## DATA SUPPLIED
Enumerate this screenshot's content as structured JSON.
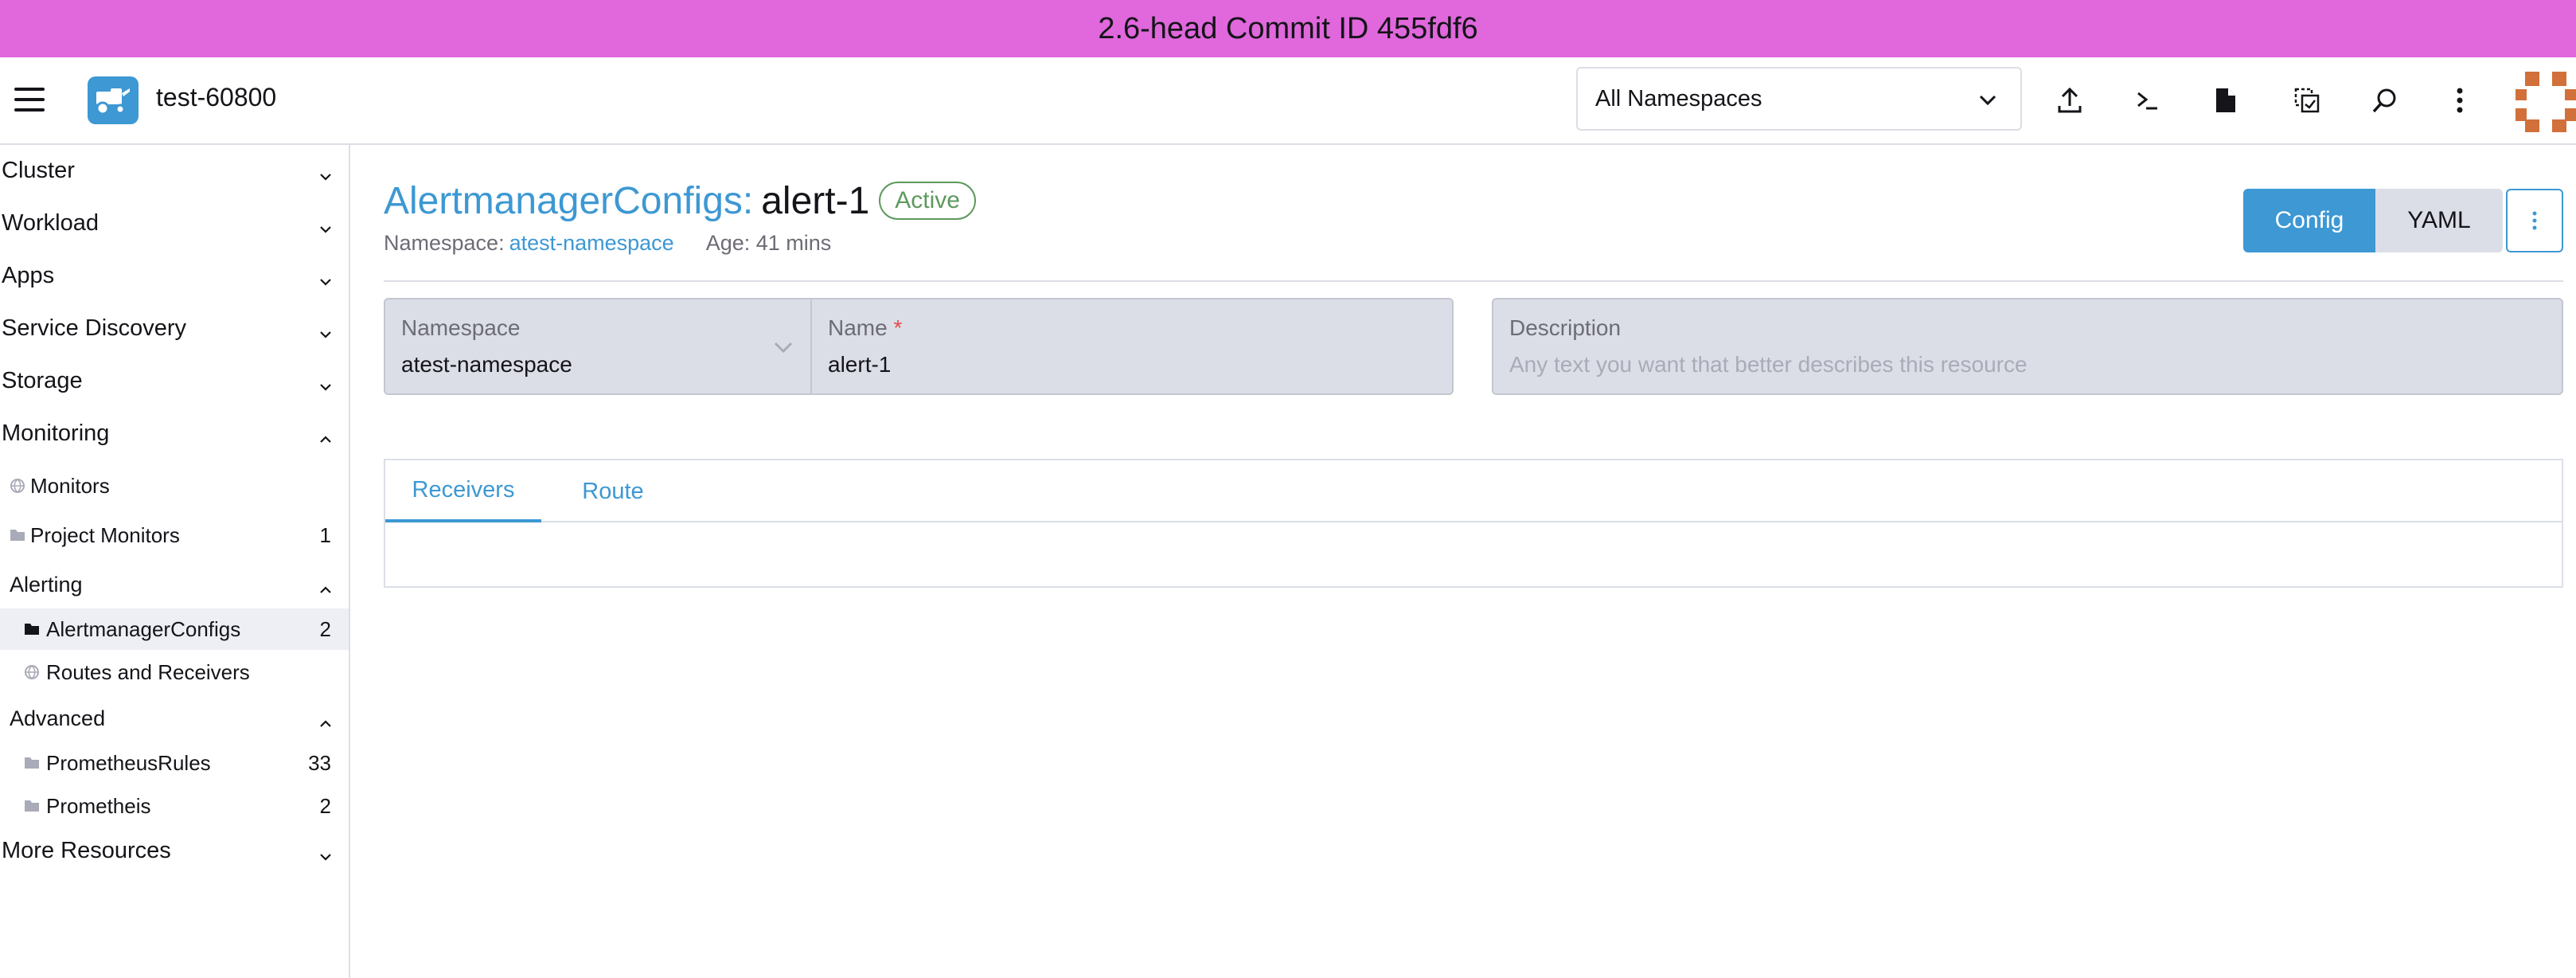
{
  "banner": {
    "text": "2.6-head Commit ID 455fdf6"
  },
  "header": {
    "cluster_name": "test-60800",
    "namespace_select": {
      "value": "All Namespaces"
    },
    "icons": [
      "upload-icon",
      "kubectl-shell-icon",
      "file-icon",
      "copy-config-icon",
      "search-icon",
      "more-vertical-icon"
    ]
  },
  "sidebar": {
    "groups": [
      {
        "label": "Cluster"
      },
      {
        "label": "Workload"
      },
      {
        "label": "Apps"
      },
      {
        "label": "Service Discovery"
      },
      {
        "label": "Storage"
      },
      {
        "label": "Monitoring"
      },
      {
        "label": "More Resources"
      }
    ],
    "monitoring_items": [
      {
        "label": "Monitors",
        "count": ""
      },
      {
        "label": "Project Monitors",
        "count": "1"
      }
    ],
    "alerting": {
      "label": "Alerting",
      "items": [
        {
          "label": "AlertmanagerConfigs",
          "count": "2"
        },
        {
          "label": "Routes and Receivers",
          "count": ""
        }
      ]
    },
    "advanced": {
      "label": "Advanced",
      "items": [
        {
          "label": "PrometheusRules",
          "count": "33"
        },
        {
          "label": "Prometheis",
          "count": "2"
        }
      ]
    }
  },
  "main": {
    "title_type": "AlertmanagerConfigs:",
    "title_name": "alert-1",
    "status": "Active",
    "namespace_label": "Namespace:",
    "namespace_value": "atest-namespace",
    "age": "Age: 41 mins",
    "buttons": {
      "config": "Config",
      "yaml": "YAML"
    },
    "fields": {
      "namespace": {
        "label": "Namespace",
        "value": "atest-namespace"
      },
      "name": {
        "label": "Name",
        "required": "*",
        "value": "alert-1"
      },
      "description": {
        "label": "Description",
        "placeholder": "Any text you want that better describes this resource"
      }
    },
    "tabs": [
      {
        "label": "Receivers"
      },
      {
        "label": "Route"
      }
    ]
  },
  "colors": {
    "banner": "#e067dc",
    "accent": "#3d98d3",
    "status_active": "#5d995d",
    "field_bg": "#dcdee7"
  }
}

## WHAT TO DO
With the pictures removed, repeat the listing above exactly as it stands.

## ANSWER SPACE
Enumerate this screenshot's content as structured JSON.
{
  "banner": {
    "text": "2.6-head Commit ID 455fdf6"
  },
  "header": {
    "cluster_name": "test-60800",
    "namespace_select": {
      "value": "All Namespaces"
    },
    "icons": [
      "upload-icon",
      "kubectl-shell-icon",
      "file-icon",
      "copy-config-icon",
      "search-icon",
      "more-vertical-icon"
    ]
  },
  "sidebar": {
    "groups": [
      {
        "label": "Cluster"
      },
      {
        "label": "Workload"
      },
      {
        "label": "Apps"
      },
      {
        "label": "Service Discovery"
      },
      {
        "label": "Storage"
      },
      {
        "label": "Monitoring"
      },
      {
        "label": "More Resources"
      }
    ],
    "monitoring_items": [
      {
        "label": "Monitors",
        "count": ""
      },
      {
        "label": "Project Monitors",
        "count": "1"
      }
    ],
    "alerting": {
      "label": "Alerting",
      "items": [
        {
          "label": "AlertmanagerConfigs",
          "count": "2"
        },
        {
          "label": "Routes and Receivers",
          "count": ""
        }
      ]
    },
    "advanced": {
      "label": "Advanced",
      "items": [
        {
          "label": "PrometheusRules",
          "count": "33"
        },
        {
          "label": "Prometheis",
          "count": "2"
        }
      ]
    }
  },
  "main": {
    "title_type": "AlertmanagerConfigs:",
    "title_name": "alert-1",
    "status": "Active",
    "namespace_label": "Namespace:",
    "namespace_value": "atest-namespace",
    "age": "Age: 41 mins",
    "buttons": {
      "config": "Config",
      "yaml": "YAML"
    },
    "fields": {
      "namespace": {
        "label": "Namespace",
        "value": "atest-namespace"
      },
      "name": {
        "label": "Name",
        "required": "*",
        "value": "alert-1"
      },
      "description": {
        "label": "Description",
        "placeholder": "Any text you want that better describes this resource"
      }
    },
    "tabs": [
      {
        "label": "Receivers"
      },
      {
        "label": "Route"
      }
    ]
  },
  "colors": {
    "banner": "#e067dc",
    "accent": "#3d98d3",
    "status_active": "#5d995d",
    "field_bg": "#dcdee7"
  }
}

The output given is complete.